Work item: After locating the line that contains "Convert this screenshot", quote it and all lines after it through the end of the entries, and nothing more. Pictures stay out.
======== Supplied data ========
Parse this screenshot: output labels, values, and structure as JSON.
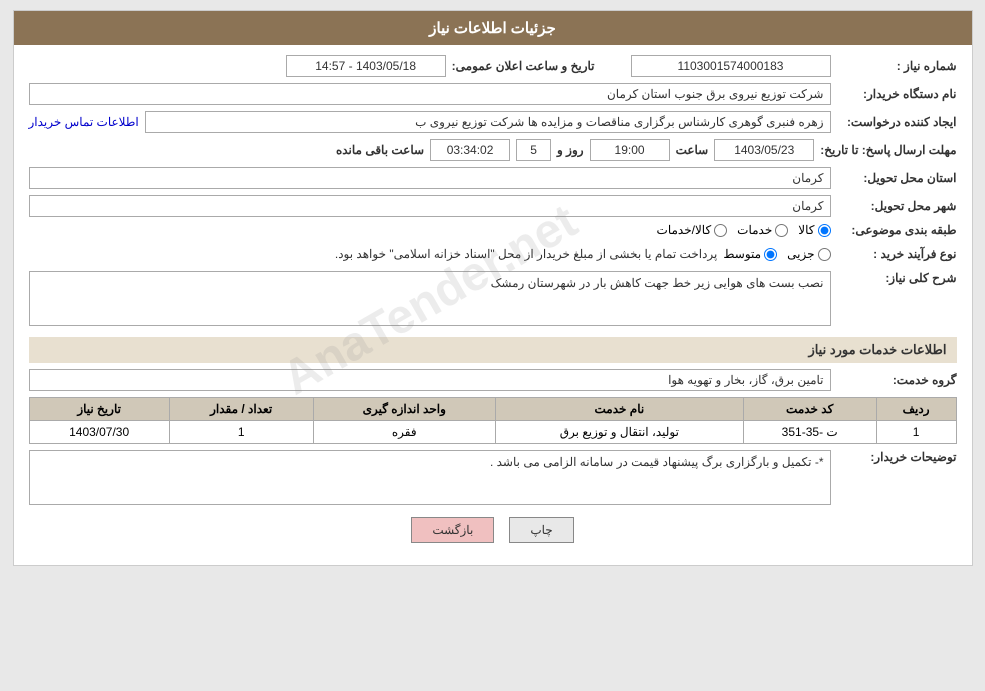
{
  "header": {
    "title": "جزئیات اطلاعات نیاز"
  },
  "fields": {
    "shomara_niaz_label": "شماره نیاز :",
    "shomara_niaz_value": "1103001574000183",
    "nam_dastgah_label": "نام دستگاه خریدار:",
    "nam_dastgah_value": "شرکت توزیع نیروی برق جنوب استان کرمان",
    "date_label": "تاریخ و ساعت اعلان عمومی:",
    "date_value": "1403/05/18 - 14:57",
    "ijad_label": "ایجاد کننده درخواست:",
    "ijad_value": "زهره فنبری گوهری کارشناس برگزاری مناقصات و مزایده ها شرکت توزیع نیروی ب",
    "ijad_link": "اطلاعات تماس خریدار",
    "mohlat_label": "مهلت ارسال پاسخ: تا تاریخ:",
    "mohlat_date": "1403/05/23",
    "mohlat_saat_label": "ساعت",
    "mohlat_saat": "19:00",
    "mohlat_rooz_label": "روز و",
    "mohlat_rooz": "5",
    "mohlat_remain_label": "ساعت باقی مانده",
    "mohlat_remain": "03:34:02",
    "ostan_label": "استان محل تحویل:",
    "ostan_value": "کرمان",
    "shahr_label": "شهر محل تحویل:",
    "shahr_value": "کرمان",
    "tabaghebandi_label": "طبقه بندی موضوعی:",
    "radio_kala": "کالا",
    "radio_khadamat": "خدمات",
    "radio_kala_khadamat": "کالا/خدمات",
    "noeFarayand_label": "نوع فرآیند خرید :",
    "radio_jozbii": "جزیی",
    "radio_motawaset": "متوسط",
    "noeFarayand_desc": "پرداخت تمام یا بخشی از مبلغ خریدار از محل \"اسناد خزانه اسلامی\" خواهد بود.",
    "sharh_label": "شرح کلی نیاز:",
    "sharh_value": "نصب بست های هوایی زیر خط جهت کاهش بار در شهرستان رمشک",
    "services_section": "اطلاعات خدمات مورد نیاز",
    "grooh_label": "گروه خدمت:",
    "grooh_value": "تامین برق، گاز، بخار و تهویه هوا",
    "table": {
      "headers": [
        "ردیف",
        "کد خدمت",
        "نام خدمت",
        "واحد اندازه گیری",
        "تعداد / مقدار",
        "تاریخ نیاز"
      ],
      "rows": [
        {
          "radif": "1",
          "kod": "ت -35-351",
          "name": "تولید، انتقال و توزیع برق",
          "vahed": "فقره",
          "tedad": "1",
          "tarikh": "1403/07/30"
        }
      ]
    },
    "tosif_label": "توضیحات خریدار:",
    "tosif_value": "*- تکمیل و بارگزاری برگ پیشنهاد قیمت در سامانه الزامی می باشد .",
    "btn_print": "چاپ",
    "btn_back": "بازگشت"
  }
}
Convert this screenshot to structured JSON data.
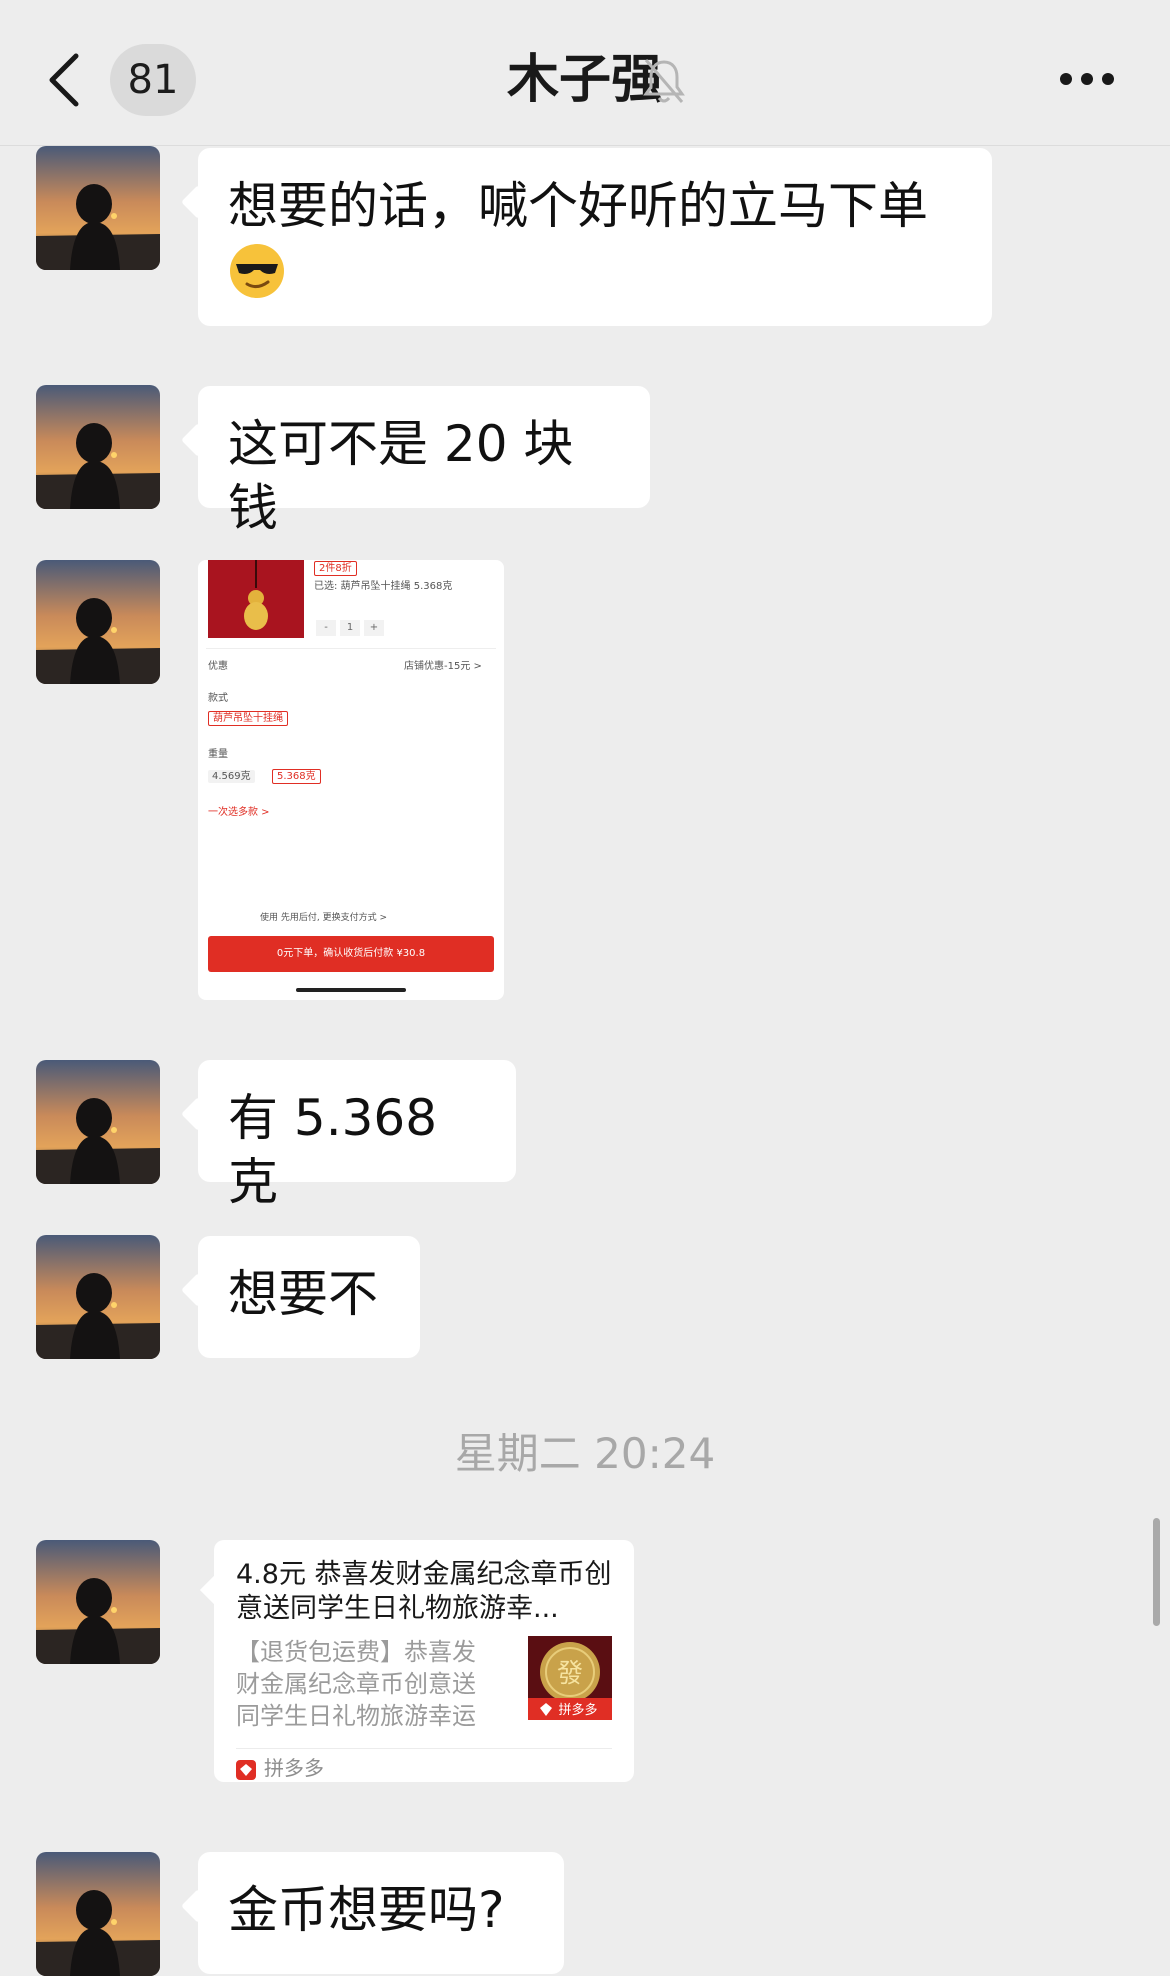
{
  "header": {
    "back_label": "back",
    "unread_count": "81",
    "title": "木子强"
  },
  "messages": [
    {
      "type": "text",
      "text": "想要的话，喊个好听的立马下单",
      "emoji": "smiling-face-with-sunglasses"
    },
    {
      "type": "text",
      "text": "这可不是 20 块钱"
    },
    {
      "type": "image",
      "screenshot": {
        "badge": "2件8折",
        "selected": "已选: 葫芦吊坠十挂绳 5.368克",
        "qty": "1",
        "minus": "-",
        "plus": "+",
        "discount_label": "优惠",
        "discount_value": "店铺优惠-15元 >",
        "style_label": "款式",
        "style_option": "葫芦吊坠十挂绳",
        "weight_label": "重量",
        "weight_option_1": "4.569克",
        "weight_option_2": "5.368克",
        "multi_select": "一次选多款 >",
        "pay_hint": "使用 先用后付, 更换支付方式 >",
        "pay_button": "0元下单，确认收货后付款 ¥30.8"
      }
    },
    {
      "type": "text",
      "text": "有 5.368 克"
    },
    {
      "type": "text",
      "text": "想要不"
    },
    {
      "type": "timestamp",
      "text": "星期二 20:24"
    },
    {
      "type": "link_card",
      "title": "4.8元 恭喜发财金属纪念章币创意送同学生日礼物旅游幸...",
      "description": "【退货包运费】恭喜发财金属纪念章币创意送同学生日礼物旅游幸运收藏...",
      "thumb_label": "拼多多",
      "thumb_char": "發",
      "source": "拼多多"
    },
    {
      "type": "text",
      "text": "金币想要吗?"
    }
  ],
  "colors": {
    "background": "#EDEDED",
    "bubble": "#FFFFFF",
    "pdd_red": "#E02E24",
    "timestamp": "#A8A8A8"
  }
}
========
Solution to the exercise:
Convert this screenshot to structured JSON data.
{
  "header": {
    "back_label": "back",
    "unread_count": "81",
    "title": "木子强"
  },
  "messages": [
    {
      "type": "text",
      "text": "想要的话，喊个好听的立马下单",
      "emoji": "smiling-face-with-sunglasses"
    },
    {
      "type": "text",
      "text": "这可不是 20 块钱"
    },
    {
      "type": "image",
      "screenshot": {
        "badge": "2件8折",
        "selected": "已选: 葫芦吊坠十挂绳 5.368克",
        "qty": "1",
        "minus": "-",
        "plus": "+",
        "discount_label": "优惠",
        "discount_value": "店铺优惠-15元 >",
        "style_label": "款式",
        "style_option": "葫芦吊坠十挂绳",
        "weight_label": "重量",
        "weight_option_1": "4.569克",
        "weight_option_2": "5.368克",
        "multi_select": "一次选多款 >",
        "pay_hint": "使用 先用后付, 更换支付方式 >",
        "pay_button": "0元下单，确认收货后付款 ¥30.8"
      }
    },
    {
      "type": "text",
      "text": "有 5.368 克"
    },
    {
      "type": "text",
      "text": "想要不"
    },
    {
      "type": "timestamp",
      "text": "星期二 20:24"
    },
    {
      "type": "link_card",
      "title": "4.8元 恭喜发财金属纪念章币创意送同学生日礼物旅游幸...",
      "description": "【退货包运费】恭喜发财金属纪念章币创意送同学生日礼物旅游幸运收藏...",
      "thumb_label": "拼多多",
      "thumb_char": "發",
      "source": "拼多多"
    },
    {
      "type": "text",
      "text": "金币想要吗?"
    }
  ],
  "colors": {
    "background": "#EDEDED",
    "bubble": "#FFFFFF",
    "pdd_red": "#E02E24",
    "timestamp": "#A8A8A8"
  }
}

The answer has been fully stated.